So now we've invaded Iraq and many American's don't understand why. In reality they know perfectly well why but prefer denial. We're there because we're dependent on foreign oil. We're dependent on it because our lifestyles require it. We live further and further from work, enjoy the luxury and autonomy of one-car-one-person, and drive increasingly larger vehicles. Our "right" to live where we want and commute how we want is not without costs beyond $2.25/gallon. As ignorant as pretending the consequences may be it is disingenuous to drive to a No Drilling in ANWR demonstration in anything less than a bus filled with like-minded protesters or display a "No War" lawn sign with the same SUV parked in the driveway you drive 20 miles to work.Now Alan Greenspan has a new book coming out that has already re-agitated this controversy. The Washington Post reported Greenspan blamed the invasion of Iraq on oil. Secretary of Defense Robert Gates took issue with Greenspan's comments on this past weekends television news programs.
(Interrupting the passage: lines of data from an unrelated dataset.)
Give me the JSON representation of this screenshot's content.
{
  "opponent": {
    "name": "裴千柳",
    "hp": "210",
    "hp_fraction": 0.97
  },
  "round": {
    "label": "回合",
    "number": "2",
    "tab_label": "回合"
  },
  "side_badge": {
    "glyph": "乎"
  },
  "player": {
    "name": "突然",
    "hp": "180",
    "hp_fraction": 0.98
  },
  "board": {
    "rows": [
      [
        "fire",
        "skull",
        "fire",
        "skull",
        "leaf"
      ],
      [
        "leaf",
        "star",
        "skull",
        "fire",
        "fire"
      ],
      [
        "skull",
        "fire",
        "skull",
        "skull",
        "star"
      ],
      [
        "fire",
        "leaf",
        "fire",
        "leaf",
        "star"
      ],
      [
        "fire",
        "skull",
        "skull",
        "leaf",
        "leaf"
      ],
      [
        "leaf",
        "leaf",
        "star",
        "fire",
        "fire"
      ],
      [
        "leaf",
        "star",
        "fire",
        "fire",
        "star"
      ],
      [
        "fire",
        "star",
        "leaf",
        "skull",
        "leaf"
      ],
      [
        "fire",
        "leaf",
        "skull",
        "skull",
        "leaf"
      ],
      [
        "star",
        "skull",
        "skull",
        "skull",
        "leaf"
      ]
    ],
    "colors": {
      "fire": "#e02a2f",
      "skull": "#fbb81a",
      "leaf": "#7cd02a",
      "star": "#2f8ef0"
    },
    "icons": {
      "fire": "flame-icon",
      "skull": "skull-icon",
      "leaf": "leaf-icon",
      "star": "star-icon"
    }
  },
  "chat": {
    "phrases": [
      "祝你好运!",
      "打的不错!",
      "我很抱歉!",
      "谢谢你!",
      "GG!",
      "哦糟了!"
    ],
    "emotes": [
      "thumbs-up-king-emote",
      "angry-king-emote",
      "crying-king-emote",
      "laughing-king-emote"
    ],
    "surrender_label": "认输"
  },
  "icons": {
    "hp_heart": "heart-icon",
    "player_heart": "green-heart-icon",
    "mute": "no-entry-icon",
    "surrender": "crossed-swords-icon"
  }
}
In a Washington Post interview, Greenspan has explained his out-of-context comment in a way that makes me sound like a Washington insider:
His main support for Hussein's ouster, though, was economically motivated. "If Saddam Hussein had been head of Iraq and there was no oil under those sands," Greenspan said, "our response to him would not have been as strong as it was in the first gulf war. And the second gulf war is an extension of the first. My view is that Saddam, looking over his 30-year history, very clearly was giving evidence of moving towards controlling the Straits of Hormuz, where there are 17, 18, 19 million barrels a day" passing through.Well, since my blog is locally-focused I didn't rush into any "global economy" claims. But I must admit some satisfaction knowing Mr. Greenspan and I have something in common--even if he doesn't call me to discuss national and international issues.
Greenspan said disruption of even 3 to 4 million barrels a day could translate into oil prices as high as $120 a barrel -- far above even the recent highs of $80 set last week -- and the loss of anything more would mean "chaos" to the global economy.